En Espa—ol

Q. Who is Mr. Smarty Plants?

A: There are those who suspect Wildflower Center volunteers are the culpable and capable culprits. Yet, others think staff members play some, albeit small, role. You can torture us with your plant questions, but we will never reveal the Green Guru's secret identity.

Help us grow by giving to the Plant Database Fund or by becoming a member

Did you know you can access the Native Plant Information Network with your web-enabled smartphone?

Share

Ask Mr. Smarty Plants

Ask Mr. Smarty Plants is a free service provided by the staff and volunteers at the Lady Bird Johnson Wildflower Center.

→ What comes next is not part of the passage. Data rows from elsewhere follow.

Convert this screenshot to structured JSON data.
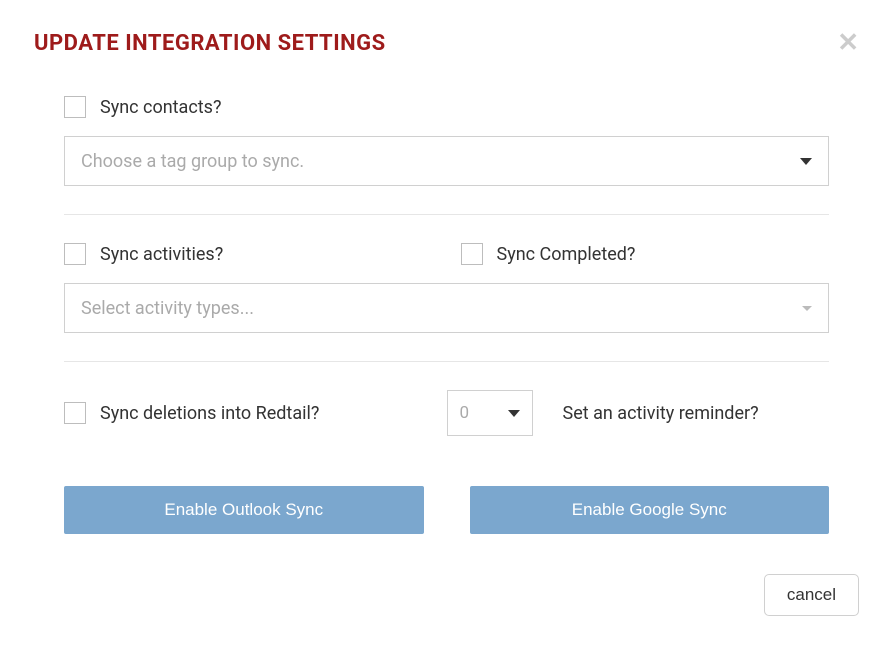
{
  "modal": {
    "title": "UPDATE INTEGRATION SETTINGS"
  },
  "contacts": {
    "checkbox_label": "Sync contacts?",
    "select_placeholder": "Choose a tag group to sync."
  },
  "activities": {
    "checkbox_label": "Sync activities?",
    "completed_label": "Sync Completed?",
    "select_placeholder": "Select activity types..."
  },
  "deletions": {
    "checkbox_label": "Sync deletions into Redtail?"
  },
  "reminder": {
    "value": "0",
    "label": "Set an activity reminder?"
  },
  "buttons": {
    "outlook": "Enable Outlook Sync",
    "google": "Enable Google Sync",
    "cancel": "cancel"
  }
}
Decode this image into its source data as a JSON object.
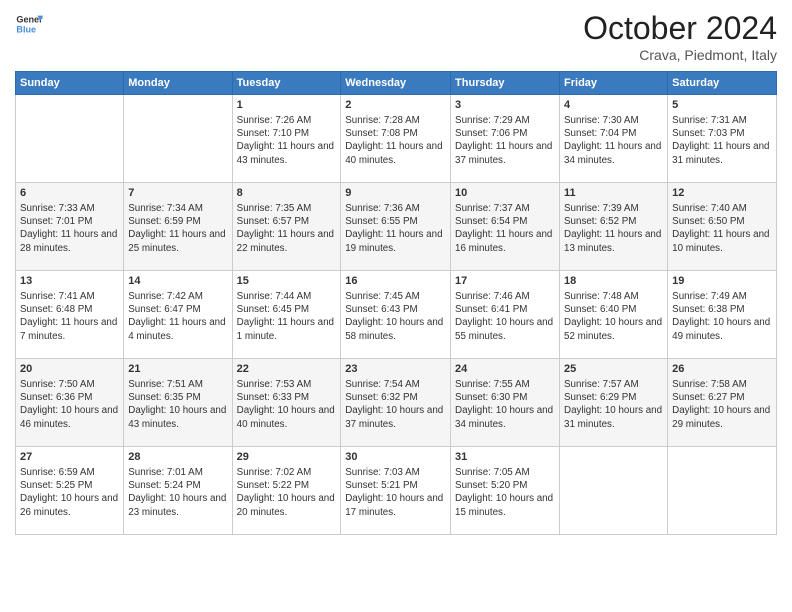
{
  "header": {
    "logo_line1": "General",
    "logo_line2": "Blue",
    "month": "October 2024",
    "location": "Crava, Piedmont, Italy"
  },
  "weekdays": [
    "Sunday",
    "Monday",
    "Tuesday",
    "Wednesday",
    "Thursday",
    "Friday",
    "Saturday"
  ],
  "weeks": [
    [
      {
        "day": "",
        "info": ""
      },
      {
        "day": "",
        "info": ""
      },
      {
        "day": "1",
        "info": "Sunrise: 7:26 AM\nSunset: 7:10 PM\nDaylight: 11 hours and 43 minutes."
      },
      {
        "day": "2",
        "info": "Sunrise: 7:28 AM\nSunset: 7:08 PM\nDaylight: 11 hours and 40 minutes."
      },
      {
        "day": "3",
        "info": "Sunrise: 7:29 AM\nSunset: 7:06 PM\nDaylight: 11 hours and 37 minutes."
      },
      {
        "day": "4",
        "info": "Sunrise: 7:30 AM\nSunset: 7:04 PM\nDaylight: 11 hours and 34 minutes."
      },
      {
        "day": "5",
        "info": "Sunrise: 7:31 AM\nSunset: 7:03 PM\nDaylight: 11 hours and 31 minutes."
      }
    ],
    [
      {
        "day": "6",
        "info": "Sunrise: 7:33 AM\nSunset: 7:01 PM\nDaylight: 11 hours and 28 minutes."
      },
      {
        "day": "7",
        "info": "Sunrise: 7:34 AM\nSunset: 6:59 PM\nDaylight: 11 hours and 25 minutes."
      },
      {
        "day": "8",
        "info": "Sunrise: 7:35 AM\nSunset: 6:57 PM\nDaylight: 11 hours and 22 minutes."
      },
      {
        "day": "9",
        "info": "Sunrise: 7:36 AM\nSunset: 6:55 PM\nDaylight: 11 hours and 19 minutes."
      },
      {
        "day": "10",
        "info": "Sunrise: 7:37 AM\nSunset: 6:54 PM\nDaylight: 11 hours and 16 minutes."
      },
      {
        "day": "11",
        "info": "Sunrise: 7:39 AM\nSunset: 6:52 PM\nDaylight: 11 hours and 13 minutes."
      },
      {
        "day": "12",
        "info": "Sunrise: 7:40 AM\nSunset: 6:50 PM\nDaylight: 11 hours and 10 minutes."
      }
    ],
    [
      {
        "day": "13",
        "info": "Sunrise: 7:41 AM\nSunset: 6:48 PM\nDaylight: 11 hours and 7 minutes."
      },
      {
        "day": "14",
        "info": "Sunrise: 7:42 AM\nSunset: 6:47 PM\nDaylight: 11 hours and 4 minutes."
      },
      {
        "day": "15",
        "info": "Sunrise: 7:44 AM\nSunset: 6:45 PM\nDaylight: 11 hours and 1 minute."
      },
      {
        "day": "16",
        "info": "Sunrise: 7:45 AM\nSunset: 6:43 PM\nDaylight: 10 hours and 58 minutes."
      },
      {
        "day": "17",
        "info": "Sunrise: 7:46 AM\nSunset: 6:41 PM\nDaylight: 10 hours and 55 minutes."
      },
      {
        "day": "18",
        "info": "Sunrise: 7:48 AM\nSunset: 6:40 PM\nDaylight: 10 hours and 52 minutes."
      },
      {
        "day": "19",
        "info": "Sunrise: 7:49 AM\nSunset: 6:38 PM\nDaylight: 10 hours and 49 minutes."
      }
    ],
    [
      {
        "day": "20",
        "info": "Sunrise: 7:50 AM\nSunset: 6:36 PM\nDaylight: 10 hours and 46 minutes."
      },
      {
        "day": "21",
        "info": "Sunrise: 7:51 AM\nSunset: 6:35 PM\nDaylight: 10 hours and 43 minutes."
      },
      {
        "day": "22",
        "info": "Sunrise: 7:53 AM\nSunset: 6:33 PM\nDaylight: 10 hours and 40 minutes."
      },
      {
        "day": "23",
        "info": "Sunrise: 7:54 AM\nSunset: 6:32 PM\nDaylight: 10 hours and 37 minutes."
      },
      {
        "day": "24",
        "info": "Sunrise: 7:55 AM\nSunset: 6:30 PM\nDaylight: 10 hours and 34 minutes."
      },
      {
        "day": "25",
        "info": "Sunrise: 7:57 AM\nSunset: 6:29 PM\nDaylight: 10 hours and 31 minutes."
      },
      {
        "day": "26",
        "info": "Sunrise: 7:58 AM\nSunset: 6:27 PM\nDaylight: 10 hours and 29 minutes."
      }
    ],
    [
      {
        "day": "27",
        "info": "Sunrise: 6:59 AM\nSunset: 5:25 PM\nDaylight: 10 hours and 26 minutes."
      },
      {
        "day": "28",
        "info": "Sunrise: 7:01 AM\nSunset: 5:24 PM\nDaylight: 10 hours and 23 minutes."
      },
      {
        "day": "29",
        "info": "Sunrise: 7:02 AM\nSunset: 5:22 PM\nDaylight: 10 hours and 20 minutes."
      },
      {
        "day": "30",
        "info": "Sunrise: 7:03 AM\nSunset: 5:21 PM\nDaylight: 10 hours and 17 minutes."
      },
      {
        "day": "31",
        "info": "Sunrise: 7:05 AM\nSunset: 5:20 PM\nDaylight: 10 hours and 15 minutes."
      },
      {
        "day": "",
        "info": ""
      },
      {
        "day": "",
        "info": ""
      }
    ]
  ]
}
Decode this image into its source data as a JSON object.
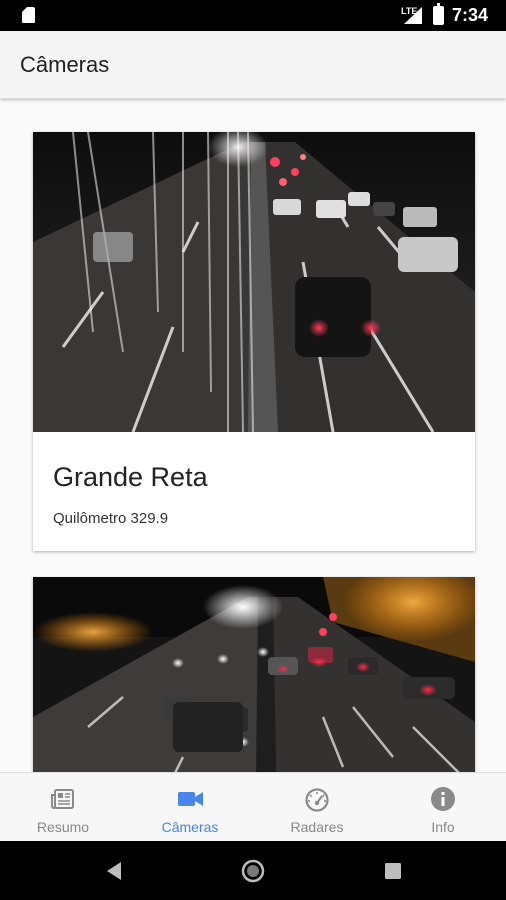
{
  "status_bar": {
    "network_label": "LTE",
    "time": "7:34",
    "icons": [
      "sd-card-icon",
      "signal-icon",
      "battery-icon"
    ]
  },
  "app_bar": {
    "title": "Câmeras"
  },
  "cameras": [
    {
      "name": "Grande Reta",
      "location": "Quilômetro 329.9",
      "image": "night-highway-traffic-camera"
    },
    {
      "name": "",
      "location": "",
      "image": "night-highway-traffic-camera"
    }
  ],
  "bottom_nav": {
    "active_color": "#4a86e8",
    "inactive_color": "#888888",
    "items": [
      {
        "label": "Resumo",
        "icon": "newspaper-icon",
        "active": false
      },
      {
        "label": "Câmeras",
        "icon": "videocam-icon",
        "active": true
      },
      {
        "label": "Radares",
        "icon": "speedometer-icon",
        "active": false
      },
      {
        "label": "Info",
        "icon": "info-icon",
        "active": false
      }
    ]
  },
  "system_nav": {
    "buttons": [
      "back-icon",
      "home-icon",
      "recents-icon"
    ]
  }
}
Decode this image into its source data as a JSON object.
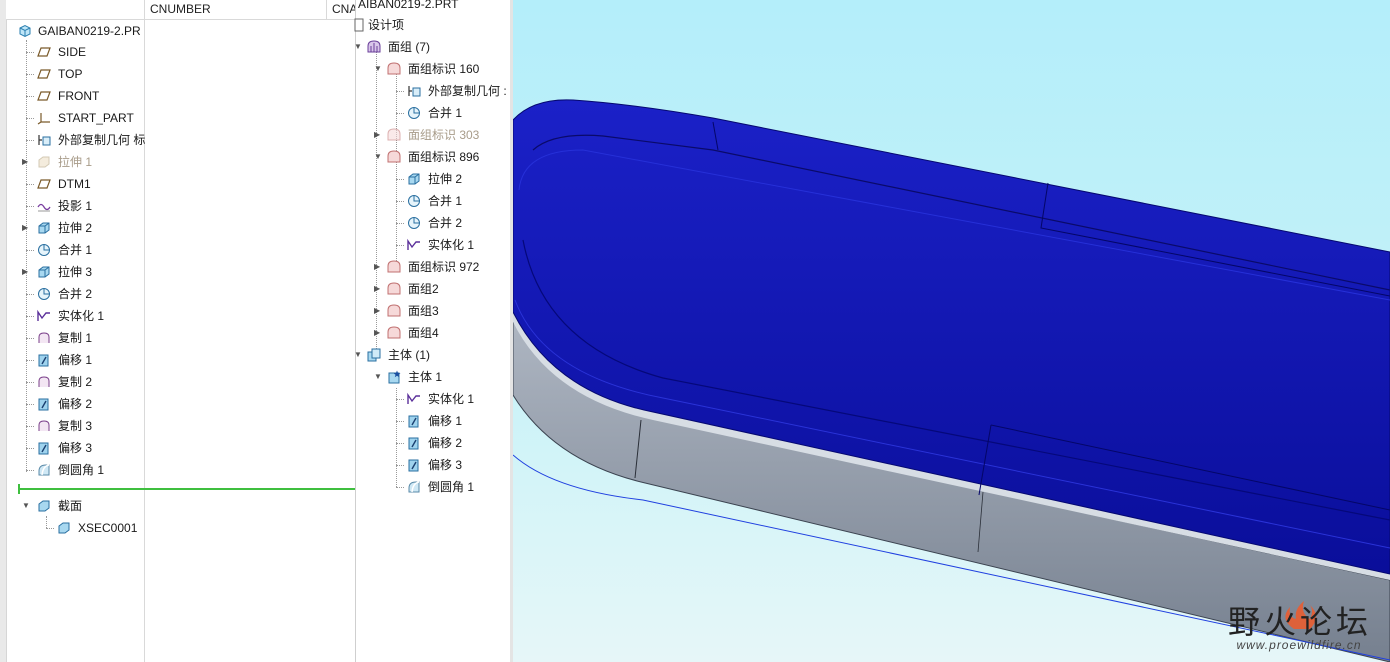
{
  "left_tree": {
    "columns": [
      "CNUMBER",
      "CNA"
    ],
    "root_label": "GAIBAN0219-2.PR",
    "items": [
      {
        "label": "SIDE"
      },
      {
        "label": "TOP"
      },
      {
        "label": "FRONT"
      },
      {
        "label": "START_PART"
      },
      {
        "label": "外部复制几何 标"
      },
      {
        "label": "拉伸 1"
      },
      {
        "label": "DTM1"
      },
      {
        "label": "投影 1"
      },
      {
        "label": "拉伸 2"
      },
      {
        "label": "合并 1"
      },
      {
        "label": "拉伸 3"
      },
      {
        "label": "合并 2"
      },
      {
        "label": "实体化 1"
      },
      {
        "label": "复制 1"
      },
      {
        "label": "偏移 1"
      },
      {
        "label": "复制 2"
      },
      {
        "label": "偏移 2"
      },
      {
        "label": "复制 3"
      },
      {
        "label": "偏移 3"
      },
      {
        "label": "倒圆角 1"
      }
    ],
    "section_label": "截面",
    "section_child": "XSEC0001"
  },
  "mid_tree": {
    "title": "AIBAN0219-2.PRT",
    "design_items": "设计项",
    "items": [
      {
        "label": "面组 (7)"
      },
      {
        "label": "面组标识 160"
      },
      {
        "label": "外部复制几何 :"
      },
      {
        "label": "合并 1"
      },
      {
        "label": "面组标识 303"
      },
      {
        "label": "面组标识 896"
      },
      {
        "label": "拉伸 2"
      },
      {
        "label": "合并 1"
      },
      {
        "label": "合并 2"
      },
      {
        "label": "实体化 1"
      },
      {
        "label": "面组标识 972"
      },
      {
        "label": "面组2"
      },
      {
        "label": "面组3"
      },
      {
        "label": "面组4"
      },
      {
        "label": "主体 (1)"
      },
      {
        "label": "主体 1"
      },
      {
        "label": "实体化 1"
      },
      {
        "label": "偏移 1"
      },
      {
        "label": "偏移 2"
      },
      {
        "label": "偏移 3"
      },
      {
        "label": "倒圆角 1"
      }
    ]
  },
  "watermark": {
    "title": "野火论坛",
    "url": "www.proewildfire.cn"
  },
  "colors": {
    "part_blue": "#0a0fb4",
    "part_gray": "#8a95a4",
    "sky": "#b4eefa",
    "insert_line": "#3fbf3f"
  }
}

Search Smarty Plants
    
 
See a list of all Smarty Plants questions
Can't find the answer in our existing FAQs, submit a question to Mr. Smarty Plants.
Need help with plant identification, visit the plant identification page.
 
rate this answer
Not Yet Rated

Monday - August 16, 2010

From: Austin, TX
Region: Southwest
Topic: Grasses or Grass-like
Title: Planting Muhlenbergia rigens in Austin
Answered by: Barbara Medford

QUESTION:

I have a question about when I can plant Deer Muhly (AKA Muhlenbergia Rigens). It's pretty hot now, but I would like to know how much it needs to cool down before I can plant these grasses?

ANSWER:

Muhlenbergia rigens (deergrass) is native to Austin, as shown in this USDA Plant Profile map. From the Sonoma County (CA) Master Gardeners, we found this article on Muhlenbergia rigens. This, of course, is dealing with it from a California perspective, but the general advice would be the same. Here is an extract from that article concerning seeding:

"Deer grass seed can be started in flats in May and then put in the ground in early Fall. After a few years, established plants can be divided during winter months, using a sharp spade, and transplanted elsewhere.  Deergrass is available (as noted above, generally in 4” or 1 gallon containers) at many local nurseries, especially those with good selections of grasses or natives, such as Emerisa Gardens in Santa Rosa, Mostly Natives in Tomales and Cottage Gardens in Petaluma."

Usually, the advice given about planting grasses in Texas is to plant them in early Spring, because that is when they are going to germinate anyway. It would be more reliable to use the method suggested above, of planting the seeds in flats, and then putting the sprigs in the ground in the Fall. 

We went to our National Supplier's Directory, typed "Austin TX" in the "Enter Search Location" box and got this list in the area of native plant seed suppliers, nurseries and consultants. All of these have contact information. Your best bet is to contact them and find out who has the seed. They should be able to answer your questions about where and when to plant those seeds. Many of them supply mail order service, and can tell you about how many seeds you need to cover a certain area. 

From our Native Plant Image Gallery:


Muhlenbergia rigens

Muhlenbergia rigens

Muhlenbergia rigens

Muhlenbergia rigens

 

 

 

More Grasses or Grass-like Questions

Native, low maintenance lawn for Rowley MA
September 11, 2013 - I am in Northeastern (coastal) Massachusetts and I am looking to replace my (currently high maintenance, water intensive, invasive species) lawn with a native, low maintenance species (or mix). Many o...
view the full question and answer

Plants for a sunny, dry slope in NY
March 01, 2010 - Looking for plants, native to area, that are quick growing to a height of approximately 6" to 12" for a steep slope comprised of shale in a sunny location.
view the full question and answer

Drainage pond plantings from Mason MI
April 23, 2012 - We have a drainage pond in our back yard. It has a large muddy bank and some steep sides where erosion has started to take its toll. We are looking for some Michigan/Mid-Western native plants that w...
view the full question and answer

Native plants to retain slope in Salisbury, CT
April 25, 2009 - We want to plant a newly dug out slope with native plants that will retain the dirt. It is sun to part sun near a lake summer cottage. Thanks!!!
view the full question and answer

Winter expectations for Buffalograss (Bouteloua dactyloides)
October 08, 2007 - I planted some buffalo grass (from seed) in April of this year. Iíve got a nice patch now, though itís starting to brown up some. Iím wondering what to expect from this patch over the winter- will i...
view the full question and answer

Smarty Plants's Facebook profile Support the Wildflower Center by Donating Online or Becoming a Member today.

Mr. Smarty Plants wants you to be his Facebook friend. Click the Facebook icon to add yourself to Mr. Smarty Plants list of friends.
E-NEWSLETTER | BECOME A MEMBER | DONATE NOW | MEDIA | SITEMAP | STAFF
© 2015 Lady Bird Johnson Wildflower Center